* [WORK ITEM] Whenever a line below includes the string "paiement", show it.

* [RECORD SET]
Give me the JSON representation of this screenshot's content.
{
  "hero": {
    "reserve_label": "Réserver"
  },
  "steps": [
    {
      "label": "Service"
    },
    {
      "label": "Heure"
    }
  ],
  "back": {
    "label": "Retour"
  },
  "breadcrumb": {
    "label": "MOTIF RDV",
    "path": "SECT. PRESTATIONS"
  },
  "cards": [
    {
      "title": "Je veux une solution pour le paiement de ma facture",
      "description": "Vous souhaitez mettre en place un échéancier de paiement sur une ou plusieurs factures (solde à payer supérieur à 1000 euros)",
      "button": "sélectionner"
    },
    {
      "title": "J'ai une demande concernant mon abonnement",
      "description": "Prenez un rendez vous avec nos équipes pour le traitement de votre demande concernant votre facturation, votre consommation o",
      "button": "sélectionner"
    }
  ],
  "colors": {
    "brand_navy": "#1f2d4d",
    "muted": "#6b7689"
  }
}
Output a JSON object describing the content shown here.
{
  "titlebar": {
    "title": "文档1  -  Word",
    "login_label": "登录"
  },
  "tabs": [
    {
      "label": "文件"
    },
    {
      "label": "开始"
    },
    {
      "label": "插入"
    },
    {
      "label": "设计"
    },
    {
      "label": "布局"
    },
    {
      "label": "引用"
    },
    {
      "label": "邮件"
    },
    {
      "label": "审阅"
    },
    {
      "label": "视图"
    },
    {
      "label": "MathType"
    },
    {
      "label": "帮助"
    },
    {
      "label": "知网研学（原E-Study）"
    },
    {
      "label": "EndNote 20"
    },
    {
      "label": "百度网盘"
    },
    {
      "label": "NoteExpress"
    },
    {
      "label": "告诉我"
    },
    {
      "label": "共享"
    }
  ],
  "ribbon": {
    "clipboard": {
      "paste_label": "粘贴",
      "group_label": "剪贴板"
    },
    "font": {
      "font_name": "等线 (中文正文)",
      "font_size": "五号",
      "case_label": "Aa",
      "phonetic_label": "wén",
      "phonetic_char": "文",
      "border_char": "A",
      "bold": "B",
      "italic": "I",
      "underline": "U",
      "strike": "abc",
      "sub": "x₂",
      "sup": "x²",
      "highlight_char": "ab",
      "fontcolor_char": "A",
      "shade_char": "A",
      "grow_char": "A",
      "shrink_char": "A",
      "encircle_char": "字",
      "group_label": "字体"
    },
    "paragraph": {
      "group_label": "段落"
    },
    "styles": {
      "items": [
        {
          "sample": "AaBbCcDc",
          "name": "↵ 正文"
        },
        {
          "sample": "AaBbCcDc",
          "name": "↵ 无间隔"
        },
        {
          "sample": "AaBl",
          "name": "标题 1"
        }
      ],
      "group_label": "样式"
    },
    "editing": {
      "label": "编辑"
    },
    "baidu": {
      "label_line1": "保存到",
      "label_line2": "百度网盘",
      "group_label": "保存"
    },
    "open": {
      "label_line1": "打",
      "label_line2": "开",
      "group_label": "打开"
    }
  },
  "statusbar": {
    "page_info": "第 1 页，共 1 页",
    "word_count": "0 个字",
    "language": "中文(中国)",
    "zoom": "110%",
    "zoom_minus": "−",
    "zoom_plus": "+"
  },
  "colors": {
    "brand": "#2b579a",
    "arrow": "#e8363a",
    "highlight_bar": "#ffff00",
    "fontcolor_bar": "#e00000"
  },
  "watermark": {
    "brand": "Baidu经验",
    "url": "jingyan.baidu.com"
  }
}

* [RESPONSE BELOW]
      "title": "Je veux une solution pour le paiement de ma facture",
      "description": "Vous souhaitez mettre en place un échéancier de paiement sur une ou plusieurs factures (solde à payer supérieur à 1000 euros)",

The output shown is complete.